Line by line, please look for the word "Εκπαίδευσης" in the following records, then copy each line you find it in.

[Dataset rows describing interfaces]

────────────────

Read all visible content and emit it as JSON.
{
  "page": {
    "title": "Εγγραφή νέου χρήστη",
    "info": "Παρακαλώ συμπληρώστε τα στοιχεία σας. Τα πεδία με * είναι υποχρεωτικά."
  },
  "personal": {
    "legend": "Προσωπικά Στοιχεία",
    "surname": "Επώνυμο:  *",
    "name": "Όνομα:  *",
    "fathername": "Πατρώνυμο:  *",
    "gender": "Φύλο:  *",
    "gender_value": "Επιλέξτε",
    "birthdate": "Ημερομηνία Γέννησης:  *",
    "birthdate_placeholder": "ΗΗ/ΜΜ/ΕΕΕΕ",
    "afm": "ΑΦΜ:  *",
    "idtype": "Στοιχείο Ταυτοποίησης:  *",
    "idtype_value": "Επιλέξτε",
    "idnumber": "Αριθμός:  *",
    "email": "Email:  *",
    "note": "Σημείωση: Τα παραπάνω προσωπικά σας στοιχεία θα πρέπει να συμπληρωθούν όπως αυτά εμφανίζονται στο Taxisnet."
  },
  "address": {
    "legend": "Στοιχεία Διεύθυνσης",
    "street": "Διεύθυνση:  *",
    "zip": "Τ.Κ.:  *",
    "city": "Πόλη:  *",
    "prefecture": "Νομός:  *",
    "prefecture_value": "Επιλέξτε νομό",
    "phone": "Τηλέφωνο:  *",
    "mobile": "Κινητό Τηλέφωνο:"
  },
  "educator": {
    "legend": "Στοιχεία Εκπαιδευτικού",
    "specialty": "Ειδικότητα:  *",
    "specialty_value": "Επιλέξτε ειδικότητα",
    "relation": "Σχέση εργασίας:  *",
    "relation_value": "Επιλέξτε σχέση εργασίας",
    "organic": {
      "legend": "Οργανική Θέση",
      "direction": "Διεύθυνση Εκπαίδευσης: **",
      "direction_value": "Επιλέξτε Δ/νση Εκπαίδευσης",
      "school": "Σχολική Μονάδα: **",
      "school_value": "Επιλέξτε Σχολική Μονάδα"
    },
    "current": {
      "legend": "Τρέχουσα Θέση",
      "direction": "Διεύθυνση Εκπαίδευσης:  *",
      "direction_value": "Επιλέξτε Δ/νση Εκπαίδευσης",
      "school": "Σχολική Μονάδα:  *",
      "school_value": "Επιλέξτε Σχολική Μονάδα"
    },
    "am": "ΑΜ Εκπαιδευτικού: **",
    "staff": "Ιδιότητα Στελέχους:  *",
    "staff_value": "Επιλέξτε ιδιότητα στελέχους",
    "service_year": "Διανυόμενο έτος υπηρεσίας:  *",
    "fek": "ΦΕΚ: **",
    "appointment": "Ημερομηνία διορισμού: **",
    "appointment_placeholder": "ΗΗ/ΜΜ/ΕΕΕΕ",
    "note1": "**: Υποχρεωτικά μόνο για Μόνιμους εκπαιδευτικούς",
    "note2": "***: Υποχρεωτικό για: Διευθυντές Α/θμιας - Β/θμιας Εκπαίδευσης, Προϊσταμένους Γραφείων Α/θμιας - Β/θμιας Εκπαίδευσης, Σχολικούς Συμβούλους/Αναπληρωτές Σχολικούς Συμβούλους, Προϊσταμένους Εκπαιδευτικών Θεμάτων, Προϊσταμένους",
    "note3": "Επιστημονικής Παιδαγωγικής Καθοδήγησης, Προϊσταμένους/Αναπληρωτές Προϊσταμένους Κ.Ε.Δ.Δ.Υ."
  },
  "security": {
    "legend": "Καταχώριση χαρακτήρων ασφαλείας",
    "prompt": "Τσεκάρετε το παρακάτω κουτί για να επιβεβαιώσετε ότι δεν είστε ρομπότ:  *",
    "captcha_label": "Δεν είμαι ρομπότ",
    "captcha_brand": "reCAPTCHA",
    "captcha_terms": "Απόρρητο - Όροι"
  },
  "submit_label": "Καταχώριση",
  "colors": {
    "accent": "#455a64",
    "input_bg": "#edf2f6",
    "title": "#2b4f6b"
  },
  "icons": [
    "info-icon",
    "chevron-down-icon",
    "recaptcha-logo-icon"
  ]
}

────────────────

--- EXERCISE RESULT ---
      "direction": "Διεύθυνση Εκπαίδευσης: **",
      "direction_value": "Επιλέξτε Δ/νση Εκπαίδευσης",
      "direction": "Διεύθυνση Εκπαίδευσης:  *",
      "direction_value": "Επιλέξτε Δ/νση Εκπαίδευσης",
    "note2": "***: Υποχρεωτικό για: Διευθυντές Α/θμιας - Β/θμιας Εκπαίδευσης, Προϊσταμένους Γραφείων Α/θμιας - Β/θμιας Εκπαίδευσης, Σχολικούς Συμβούλους/Αναπληρωτές Σχολικούς Συμβούλους, Προϊσταμένους Εκπαιδευτικών Θεμάτων, Προϊσταμένους",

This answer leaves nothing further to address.